Desperately seeking attention
Trying to get attention is said to be an evolutionary need. Some scholars in social science call this the “social safety theory,” suggesting that since the dawn of time, being a part of a group has kept us safer and better equipped to handle threats, which improves our odds of survival.
Even today, social isolation and loneliness are linked with an increased risk of chronic disease and premature death. But in the May 2023 book, Addicted to Drama, Scott Lyons, PhD, DO – a doctor of osteopathy and licensed holistic psychologist – is bringing enlightenment to the notion that there’s a fine line between striving to maintain healthy bonds and attention-seeking behaviours.
What is a drama addict?
Dr Lyons’ book is part of a growing conversation in the psychotherapy community about how being a drama queen isn’t just a quirky personality type. Psychologists have honed in on a behavioural pattern they call “Need for Drama” (NFD), which some explain is a maladaptive personality trait more informally known as a drama addict.
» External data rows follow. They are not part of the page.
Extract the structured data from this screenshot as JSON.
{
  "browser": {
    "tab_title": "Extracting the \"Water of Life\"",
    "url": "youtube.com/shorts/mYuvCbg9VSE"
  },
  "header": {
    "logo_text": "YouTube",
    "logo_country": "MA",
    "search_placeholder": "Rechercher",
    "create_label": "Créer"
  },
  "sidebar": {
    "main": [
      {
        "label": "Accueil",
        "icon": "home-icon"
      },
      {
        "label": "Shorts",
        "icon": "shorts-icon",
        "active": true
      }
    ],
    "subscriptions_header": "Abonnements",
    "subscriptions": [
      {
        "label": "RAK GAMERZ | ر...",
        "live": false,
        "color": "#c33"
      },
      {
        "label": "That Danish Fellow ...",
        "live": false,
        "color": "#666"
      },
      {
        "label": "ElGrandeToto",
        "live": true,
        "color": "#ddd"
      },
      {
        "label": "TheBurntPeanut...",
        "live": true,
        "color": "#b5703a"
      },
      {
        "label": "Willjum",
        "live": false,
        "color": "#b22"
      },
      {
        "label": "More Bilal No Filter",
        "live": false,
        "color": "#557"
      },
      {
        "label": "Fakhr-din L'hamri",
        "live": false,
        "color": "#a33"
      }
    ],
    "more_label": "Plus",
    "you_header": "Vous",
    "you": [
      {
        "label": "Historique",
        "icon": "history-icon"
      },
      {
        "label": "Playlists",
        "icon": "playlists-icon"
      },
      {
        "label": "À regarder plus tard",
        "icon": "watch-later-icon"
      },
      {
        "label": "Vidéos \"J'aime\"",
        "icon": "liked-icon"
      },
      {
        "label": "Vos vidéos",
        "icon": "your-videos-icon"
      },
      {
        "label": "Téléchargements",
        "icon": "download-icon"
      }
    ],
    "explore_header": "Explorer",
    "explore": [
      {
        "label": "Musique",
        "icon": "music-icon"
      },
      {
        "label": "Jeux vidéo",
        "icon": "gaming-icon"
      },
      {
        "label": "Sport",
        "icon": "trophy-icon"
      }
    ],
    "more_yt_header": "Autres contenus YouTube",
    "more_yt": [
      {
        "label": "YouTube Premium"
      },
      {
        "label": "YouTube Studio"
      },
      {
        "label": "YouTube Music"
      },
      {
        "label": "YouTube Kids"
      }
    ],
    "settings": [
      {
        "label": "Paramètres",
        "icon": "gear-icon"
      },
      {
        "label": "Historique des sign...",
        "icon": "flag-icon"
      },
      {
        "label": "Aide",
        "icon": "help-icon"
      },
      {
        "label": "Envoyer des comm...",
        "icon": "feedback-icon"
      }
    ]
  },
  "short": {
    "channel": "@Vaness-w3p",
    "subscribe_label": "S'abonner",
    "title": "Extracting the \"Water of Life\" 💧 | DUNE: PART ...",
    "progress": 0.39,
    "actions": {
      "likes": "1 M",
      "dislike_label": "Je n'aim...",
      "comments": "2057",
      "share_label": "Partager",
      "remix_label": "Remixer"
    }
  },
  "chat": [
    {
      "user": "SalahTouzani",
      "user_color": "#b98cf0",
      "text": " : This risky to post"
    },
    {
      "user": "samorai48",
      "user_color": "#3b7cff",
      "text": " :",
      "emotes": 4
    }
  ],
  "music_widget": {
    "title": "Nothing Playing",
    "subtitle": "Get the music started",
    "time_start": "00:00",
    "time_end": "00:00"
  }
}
What is a drama addict? “A drama addict is someone who has an uncontrollable drive toward creating or perpetuating drama,” explains Holly Schiff, PhD, a licenced clinical psychologist.
Drama addiction is more complex than someone’s typical interest in neighbourhood or tabloid gossip, adds psychotherapist Alissa Martinez. “A drama addict finds joy and/or thrill in involving themselves in conflict, confrontation, and gossip,” she says. “The behaviour is typically over-the-top or exaggerated by the individual, and the drama may also have nothing to do with them.”
Signs of drama addiction
The research identifies three key components of NFD – interpersonal manipulation to control others’ behaviours and reactions or to meet a personal need or goal; impulsive, uncontrolled outspokenness (often with fabrication or exaggeration) when they share thoughts, stories, and opinions; and persistent perceived victimhood.
Martinez explains what these patterns look like in real life. A drama addict often:
- Has very chaotic friendships and relationships.
- Is not shy about making their personal drama public for others to know, to grab attention, and frame themselves in a victim-like manner.
- Tends to be resentful and hold grudges.
- Struggles with moving on and frequently rehashes old situations.
Still, drama addicts generally lack an awareness of their own role in creating or perpetuating drama in their lives, says Meredith Van Ness, LCSW, founder of Balanced+Well. As their behaviour makes it difficult to maintain stable, healthy relationships, they “may experience a cycle of drama followed by periods of emotional exhaustion or depression.”